A PETITION is nearing 1500 signatures and reassurances have been given by the Chief Executive of Betsi Cadwaladr University Health Board, and the Welsh Government Health Secretary that nurses at Welshpool's renal unit will not be privatised.

The renal unit at Welshpool's Victoria Memorial Hospital can provide dialysis for up to 24 people a day.

But the life saving service is actually provided by the Betsi Cadwaladr University Health Board (BCUHB) which covers North Wales.

The renal unit at Welshpool is in effect a satellite of the unit based at Wrexham.

Discussions over to changes as to how renal patients are dealt with in North Wales will have an impact on Powys residents and a decision is set to take place in July.

Nurses working there face being transferred from the NHS to a private company under a tendering process.

The health board is under the direct control of the Labour-run Welsh Government and has been in these special measures for the past three years due to a series of failings.

Last week, Wales Government's Health Secretary, Vaughan Gething AM, visited Welshpool to see for himself the work done to clear up the hospital following the flash floods that affected the building on Sunday, May 27.

It is also believed that he met nurses from the unit who voiced their concerns about the possible privatisation.

In recent weeks, Welshpool Llanerchyddol ward councillor Graham Breeze has joined forces with Plaid Cymru to save the renal unit.

He has been in discussions with Gary Doherty the chief executive of Betsi Cadwaladr University Health Board and Vaughan Gething the Health Secretary

In a letter written to Cllr Breeze, Mr Doherty said: "Wales has a long history of contracting with independent service providers (IPSs) for renal services, with the first contract being awarded over 20 years ago.

"I fully understand that this has raised concerns amongst staff and patients and we have worked to engage patient representatives, trade union and staff representatives in the review.

"The outcome of the review is not finalised but I can confirm that the Health Board will not support an option that requires transfer of staff from the NHS to independent renal service providers, so hopefully this response can give you assurance on that key point."
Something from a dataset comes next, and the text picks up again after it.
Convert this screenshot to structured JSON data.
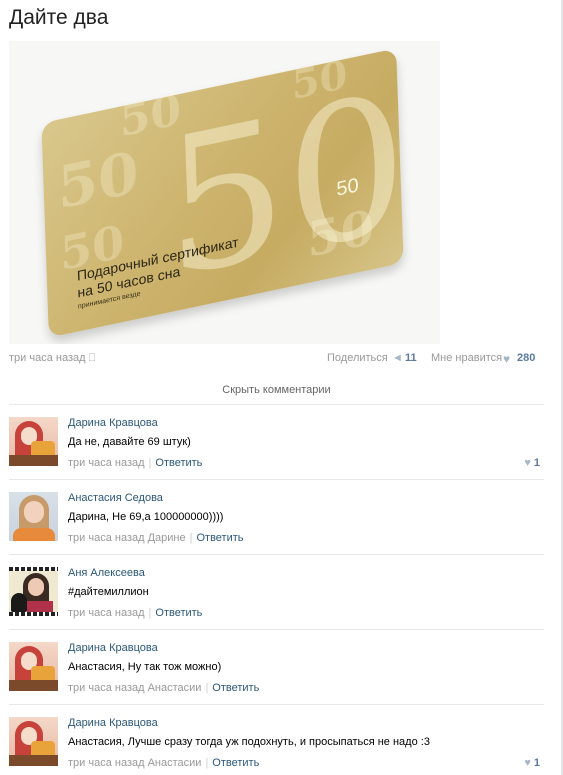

Health Secretary, Vaughan Gething, said: "I can assure you that healthcare for the people of Wales is comprehensive, universal and free at the point of access and we will not be privatising the NHS."

In a written statement explaining in more depth the process going on in North Wales with dialysis services, Mr Gething and pointed at the success of the expansion contract of renal services in South-East Wales leading to "greatly improved" nursing to patient ratios.
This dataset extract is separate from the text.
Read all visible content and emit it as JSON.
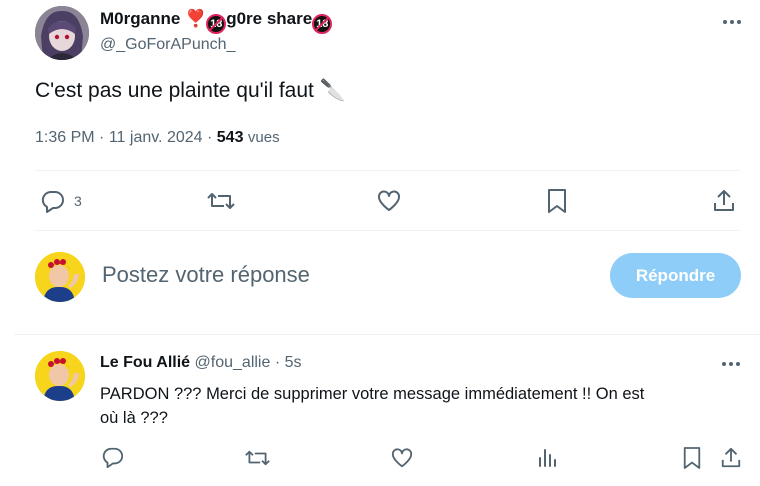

The statement added: "Welsh Governments long established policy position is we will not support the staff between the NHS and independent renal service providers."

Councillor Breeze said: “I welcome the responses from both the Health Secretary and the Health Board and in particular Mr Gethin’s promise to write to the staff at the Welshpool unit with assurances on their futures.

“This is a particularly worrying time for all the staff involved and they deserve to have been kept better informed when their jobs are being discussed.”

The online Save Welshpool and Wrexham NHS renal unit nursing staff from privatisation has been set up by John Paul-Higgerson and at the moment has 1470 signatures.

Mr Higgerson, said: "By being forced to transfer their contracts to the private sector, potentially the nurses working hours, pay grades and job security will be affected and completely out of the NHS structure. This insecurity is causing them and their families a great deal of worry and upset."

To visit the petition go to www.change.org/p/gary-docherty-save-welshpool-and-wrexham-nhs-renal-unit-nursing-staff-from-privatisation